The next technique is designed to make you comfortable at your workspace and to be in harmony with it. You'll have to stand up again, sorry. Ready? Hold your hands about waist-height and begin to swivel your hips like a Hula girl in a grass skirt. After 13 clockwise rotations, switch and do 13 counter-clockwise rotations. Use caution when reversing your direction: you don't want to throw your back out. For those of you with a certain amount of limberness, you can add some graceful dance steps if you like. I recommend doing this one only when your significant other is out of the room. These moves tend to put Ideas in their heads.

Next we're going to channel our inner characters, become one with our heroes and heroines. Are you ready? Are you - yes, you know I'm going to say it - standing up? Good. Make sure to leave room around you for this one. Imagine your protagonist is locked in a box. He, or she, must find a way out of it. Close your eyes for a moment and envision the box and become your character. When you're one with your character, open your eyes and begin to "feel" around the box, looking for an exit. Careful you don't bump your nose against the wall! Don't stub your toes! What does your character do? Become angry and bang on the box? Give up and sit against its walls? Cry? Pull out his 1911 pistol and blow it away?

Finally you're ready to approach your work station. Stand next to your chair and sniff it. It should be pleasing to you. Now turn three circles and sit down. Congratulations! You've completed the first steps toward jump-starting your writing. Either that, or you're nearly ready to audition for Mime School...

Seriously, though, we all find countless little ways - little rituals - to do before we begin our writing. It might be as simple as finding the perfect mood music or having that cup of tea within reach. I like to put my noise-cancelling headphones on my ears, tuck my left foot up under me and give the beagle under my feet a good rub.

How about you? What starts your writing sessions?


  1. LOL! Ah, Susan, after following your steps my cats are both looking at me as though I have finally become certifiably insane! (G)

    As for my writing sessions ... first I brew up a pot of tea (in a gorgeous blue and white patterned tea pot I've had forever), transport it to my study and sip away at the brew while I select some music (mostly from the Inception and Sherlock Holmes sound tracks - both by Hans Zimmer, and totally moody and awesome) then read over what I last wrote, kick off my shoes (I CANNOT write with shoes on!) and then - hopefully - start typing ...

    Heh. Those beagle foot rubs sound pretty good.

  2. Now that I'm hyperventilating and dizzy, I'll let you know that doing all that isn't pretty. Thank goodness, John's at work and the pups are sleeping in the other room. ; )

    I need a cup of tea, silence and one good line start. Unfortunately, the one good lines are few and far between some days.

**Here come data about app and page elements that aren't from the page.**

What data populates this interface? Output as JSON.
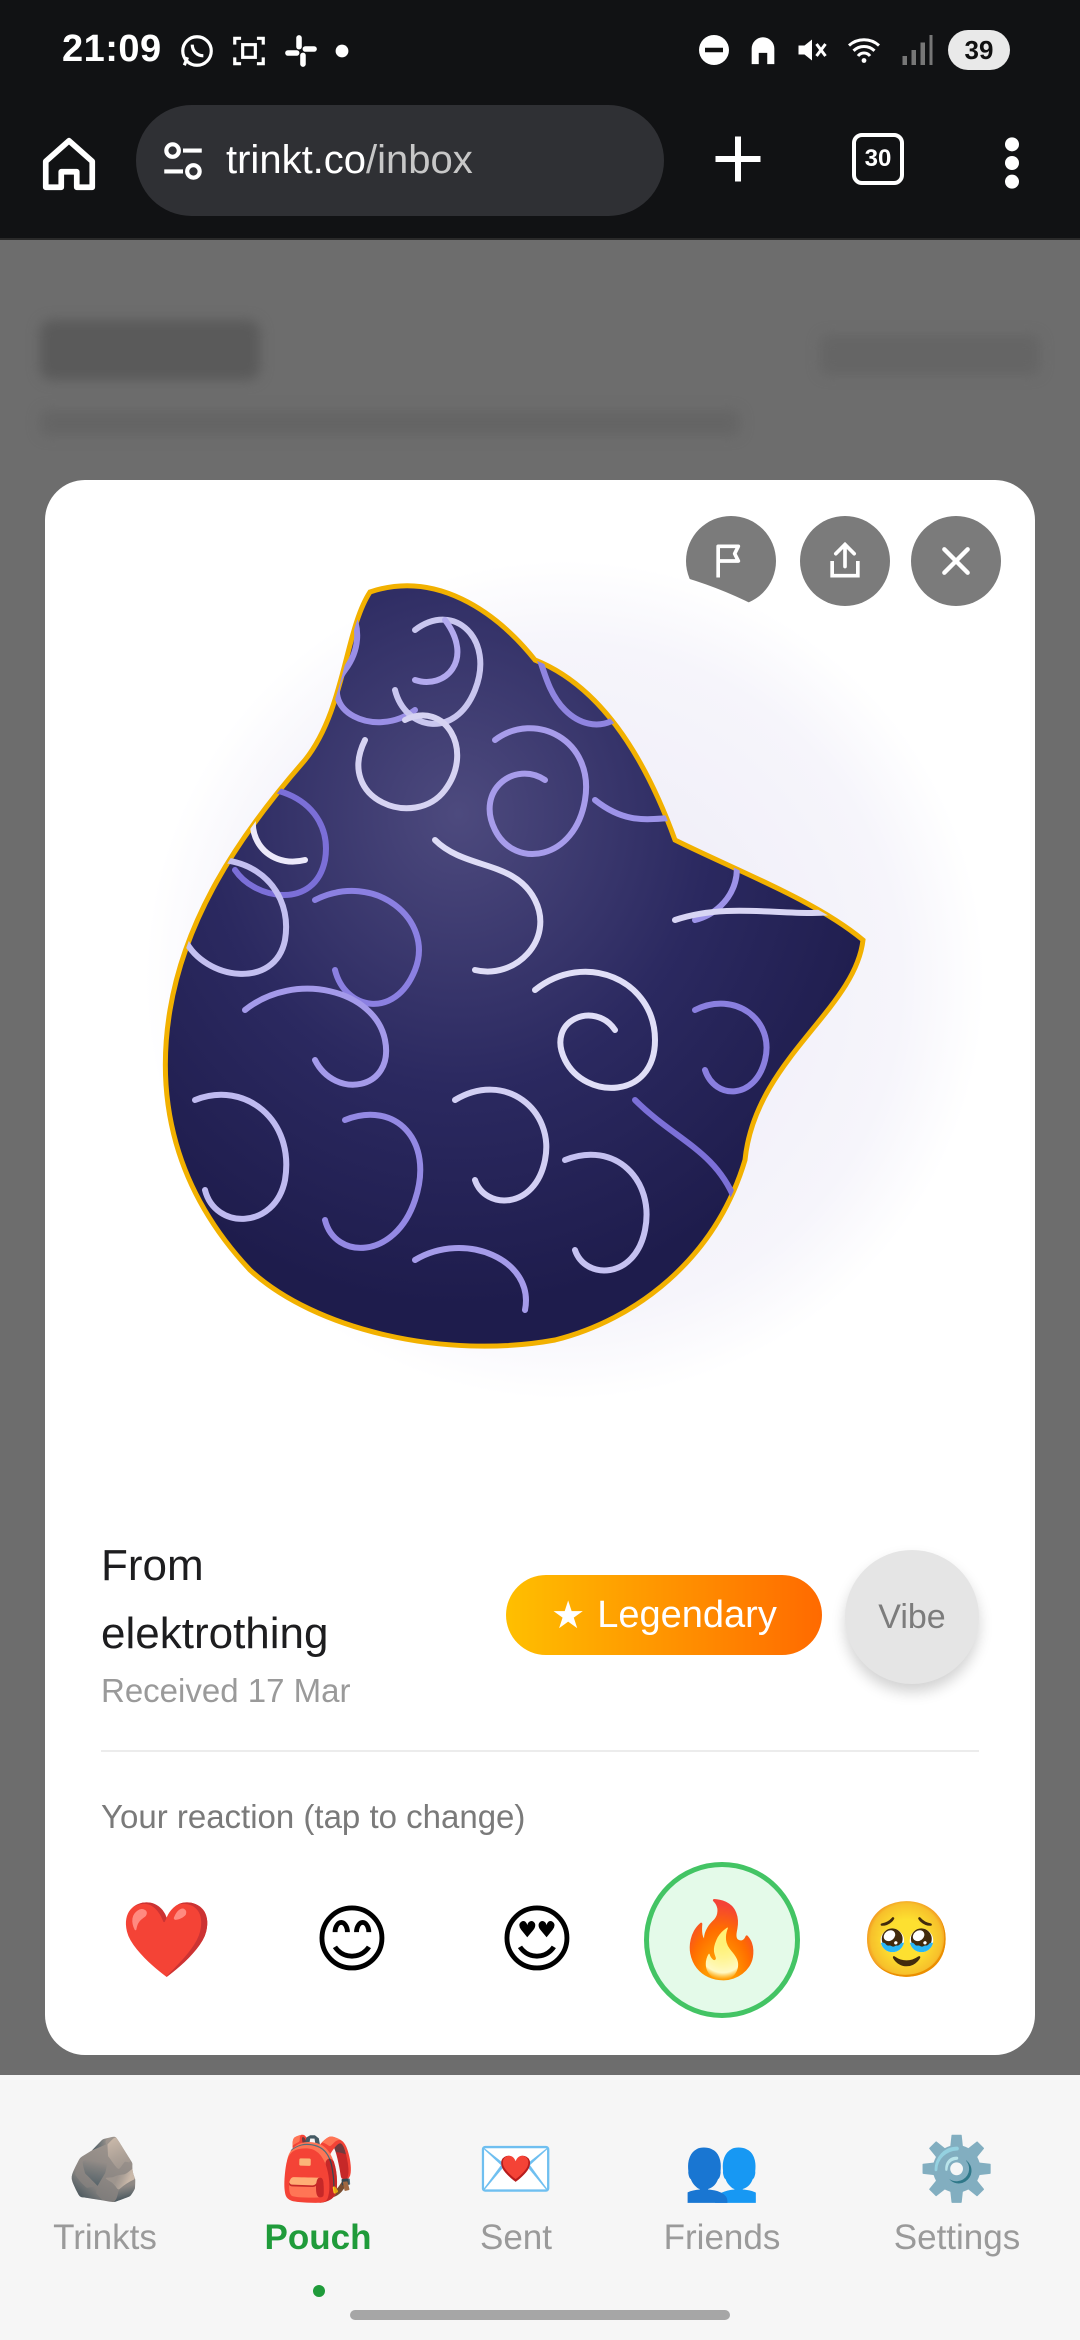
{
  "status": {
    "time": "21:09",
    "battery": "39"
  },
  "browser": {
    "url_domain": "trinkt.co",
    "url_path": "/inbox",
    "tab_count": "30"
  },
  "card": {
    "from_label": "From",
    "sender": "elektrothing",
    "received": "Received 17 Mar",
    "rarity_star": "★",
    "rarity": "Legendary",
    "vibe": "Vibe",
    "reaction_prompt": "Your reaction (tap to change)",
    "reactions": [
      {
        "emoji": "❤️",
        "name": "heart"
      },
      {
        "emoji": "😊",
        "name": "smile"
      },
      {
        "emoji": "😍",
        "name": "heart-eyes"
      },
      {
        "emoji": "🔥",
        "name": "fire",
        "selected": true
      },
      {
        "emoji": "🥹",
        "name": "holding-back-tears"
      }
    ],
    "colors": {
      "stone": "#2c2a5c",
      "stone_outline": "#f2b100",
      "selected_ring": "#43c464"
    }
  },
  "nav": {
    "items": [
      {
        "label": "Trinkts",
        "icon": "🪨"
      },
      {
        "label": "Pouch",
        "icon": "🎒",
        "active": true
      },
      {
        "label": "Sent",
        "icon": "💌"
      },
      {
        "label": "Friends",
        "icon": "👥"
      },
      {
        "label": "Settings",
        "icon": "⚙️"
      }
    ]
  }
}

  3. I don't have any particular writing rituals. Sometimes it's just sitting down on the bus, or at a coffee shop, pulling out a netbook or alphasmart, and - it's time to get to work!

    If I'm at home, I'll usually make sure that the bright light's on, pour myself a glass of sugar-free drink mix, and turn on the MP3 traveldock.

    I'm starting up a 'Critiquing Crusaders' program, where participants in the Second Crusade can find other writers to exchange critiques with or form critiquing circles. If you're interested, come by The Kelworth Files to check it out!

  4. I like that box idea! Like Zan Marie, I need one good line to jump into a scene with. A latte also helps. And noooo distractions. Which means I have to put myself into uncomfortable situations. Like today. DH could not understand why I wanted to go out in the hail and snow to sit in the coffee shop for a few hours listening to terrible music and inane conversations while I edit the novel. Instead of staying at home, with my own music, curled up on the sofa, surrounded by cats and books, with the internet at my fingertips...
    Uh, yea. Those of us with no willpower have to get out to edit [g]